Here is the relevant paragraph from the debt issuance, describing the shell game, and showing that it specifically contemplates the ban on general obligation debt and is designed to avoid it (emphasis in original):

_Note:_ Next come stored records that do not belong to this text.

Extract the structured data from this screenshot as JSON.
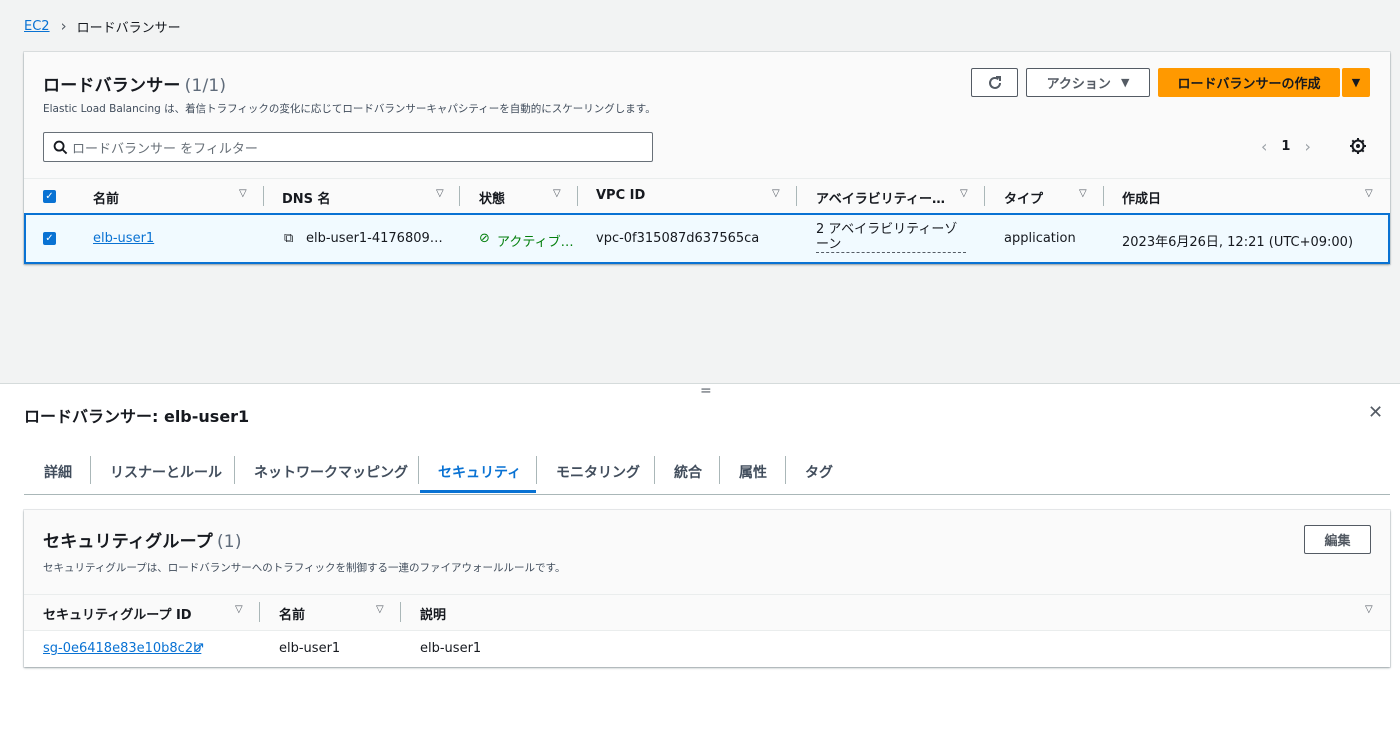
{
  "breadcrumb": {
    "root": "EC2",
    "current": "ロードバランサー"
  },
  "lb_panel": {
    "title": "ロードバランサー",
    "count": "(1/1)",
    "description": "Elastic Load Balancing は、着信トラフィックの変化に応じてロードバランサーキャパシティーを自動的にスケーリングします。",
    "actions_label": "アクション",
    "create_label": "ロードバランサーの作成",
    "filter_placeholder": "ロードバランサー をフィルター",
    "page": "1",
    "columns": [
      "名前",
      "DNS 名",
      "状態",
      "VPC ID",
      "アベイラビリティー…",
      "タイプ",
      "作成日"
    ],
    "row": {
      "name": "elb-user1",
      "dns": "elb-user1-4176809…",
      "state": "アクティブ…",
      "vpc_id": "vpc-0f315087d637565ca",
      "az_line1": "2 アベイラビリティーゾ",
      "az_line2": "ーン",
      "type": "application",
      "created": "2023年6月26日, 12:21 (UTC+09:00)"
    }
  },
  "detail": {
    "title": "ロードバランサー: elb-user1",
    "tabs": [
      "詳細",
      "リスナーとルール",
      "ネットワークマッピング",
      "セキュリティ",
      "モニタリング",
      "統合",
      "属性",
      "タグ"
    ],
    "active_tab": "セキュリティ"
  },
  "security_groups": {
    "title": "セキュリティグループ",
    "count": "(1)",
    "description": "セキュリティグループは、ロードバランサーへのトラフィックを制御する一連のファイアウォールルールです。",
    "edit_label": "編集",
    "columns": [
      "セキュリティグループ ID",
      "名前",
      "説明"
    ],
    "row": {
      "id": "sg-0e6418e83e10b8c2b",
      "name": "elb-user1",
      "description": "elb-user1"
    }
  },
  "colors": {
    "accent": "#0972d3",
    "primary_button": "#ff9900",
    "success": "#037f0c"
  },
  "icons": [
    "refresh-icon",
    "caret-down-icon",
    "search-icon",
    "chevron-left-icon",
    "chevron-right-icon",
    "gear-icon",
    "checkbox-icon",
    "copy-icon",
    "status-check-icon",
    "close-icon",
    "external-link-icon",
    "sort-icon",
    "resize-handle-icon"
  ]
}
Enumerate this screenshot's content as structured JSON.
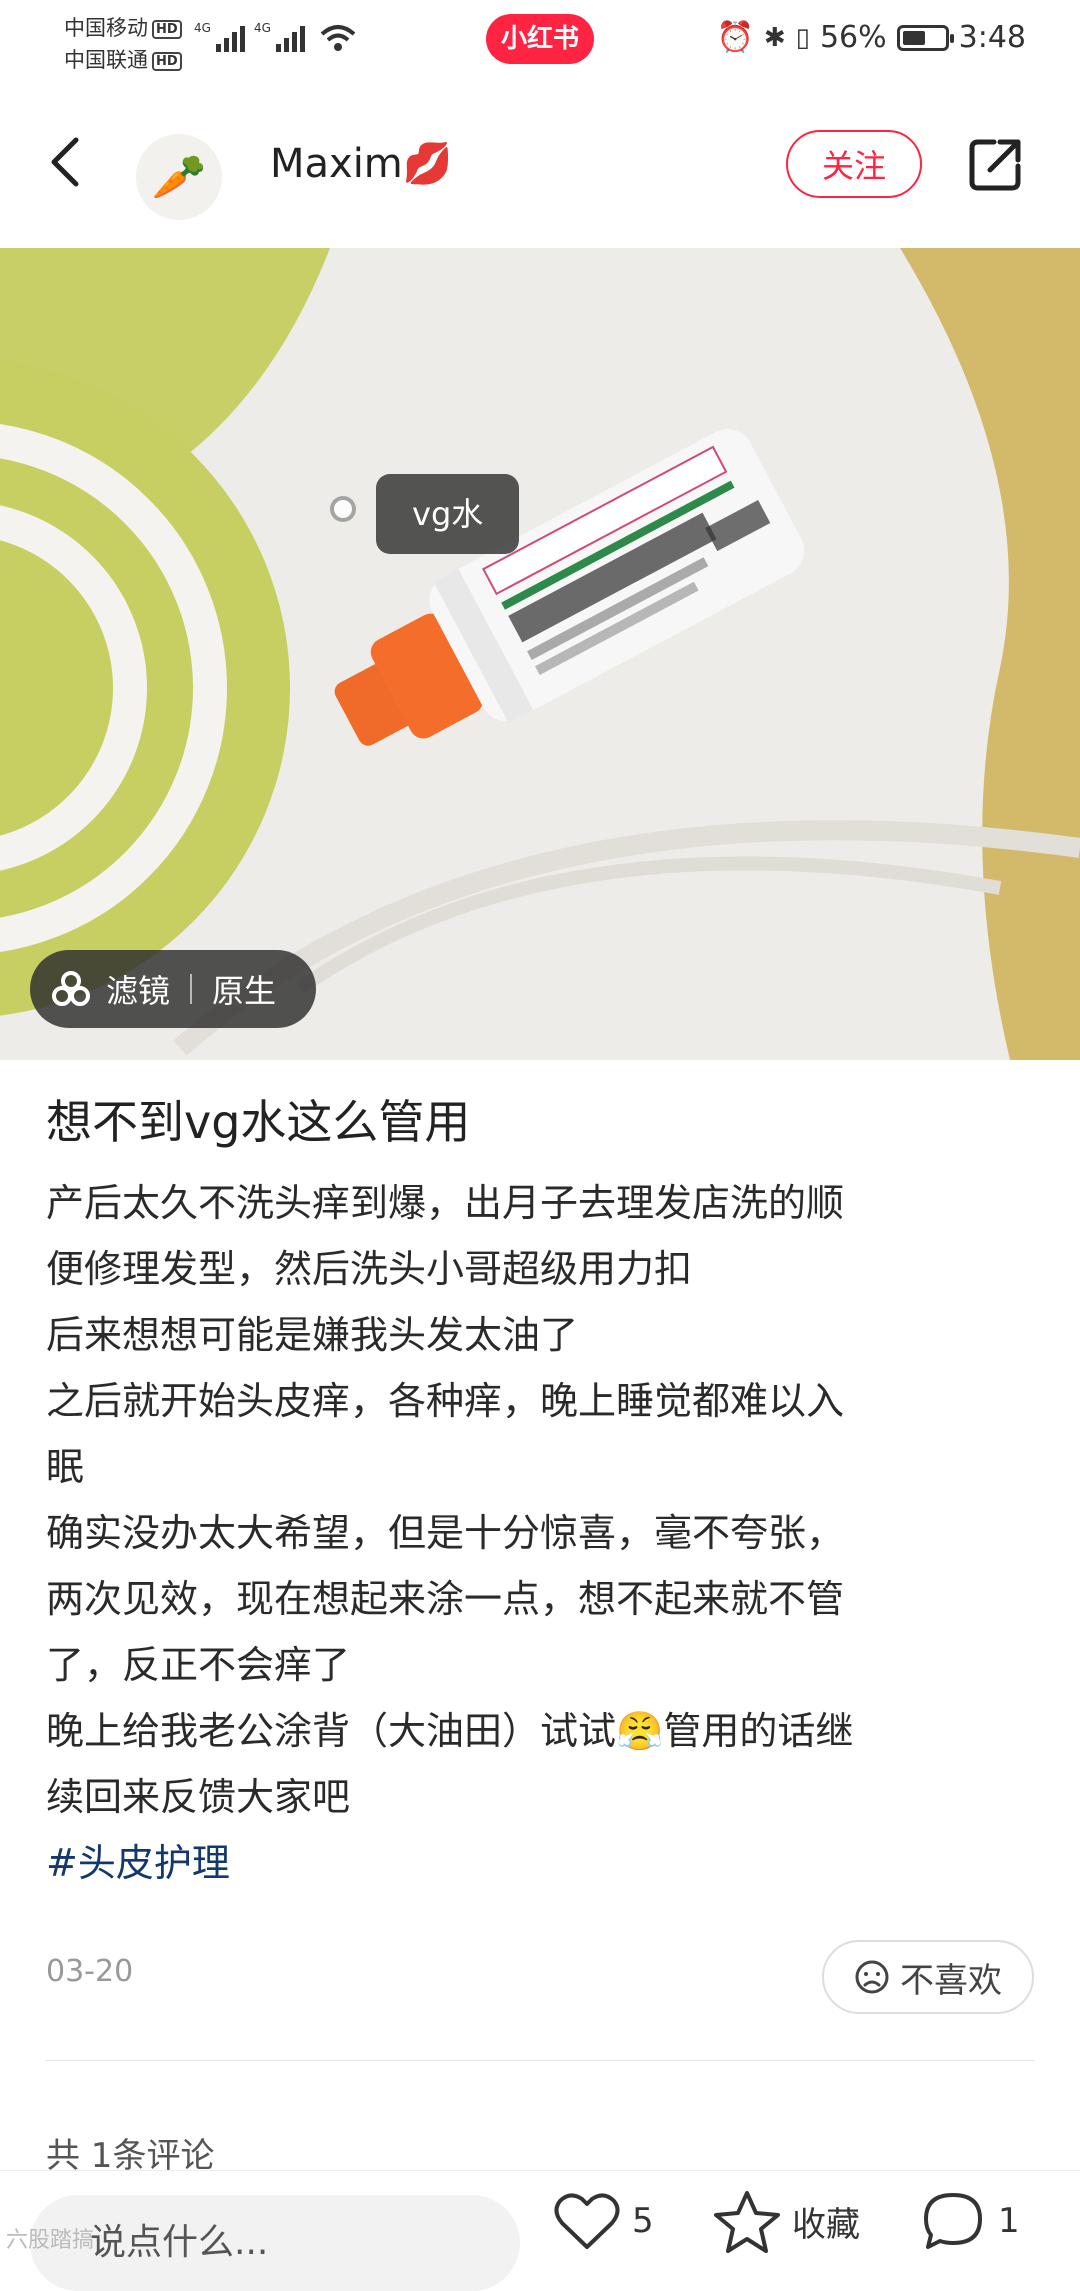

Neither the Lease nor the Certificates constitutes a general obligation indebtedness or a multiple-fiscal year direct or indirect debt or other financial obligation whatsoever of the District within the meaning of any constitutional or statutory debt limitation. Neither the Lease, the Indenture nor the Certificate have directly or indirectly obligated the District to make any payments beyond those appropriated for any Fiscal Year in which the Lease shall be in effect. Except to the extent payable from the proceeds of the sale of the Certificates and income from the investment thereof, from Net Proceeds of certain insurance policies and condemnation awards, from Net Proceeds of the subleasing of or a liquidation of the Trustee’s interest in the Leased Property or from other amounts made available under the Indenture, the Certificates will be payable during the Lease Term solely from Base Rentals to be paid by the District under the Lease. All payment obligations of the District under the Lease, including, without limitation, the obligation of the District to pay Base Rentals, are from year to year only and do not constitute a mandatory payment obligation of the District in any Fiscal Year beyond a Fiscal Year in which the Lease shall be in effect. The Lease is subject to annual renewal at the option of the District and will be terminated upon occurrence of an Event of Nonappropriation or Event of Default. In such event, all payments from the District under the Lease will terminate, and the Certificates and the interest thereon will be payable from certain moneys, if any, held by the Trustee under the Indenture, any amounts paid under the policy of insurance, and any moneys available by action of the Trustee regarding the Leased Property. The Corporation has no obligation to make any payments on the Certificates.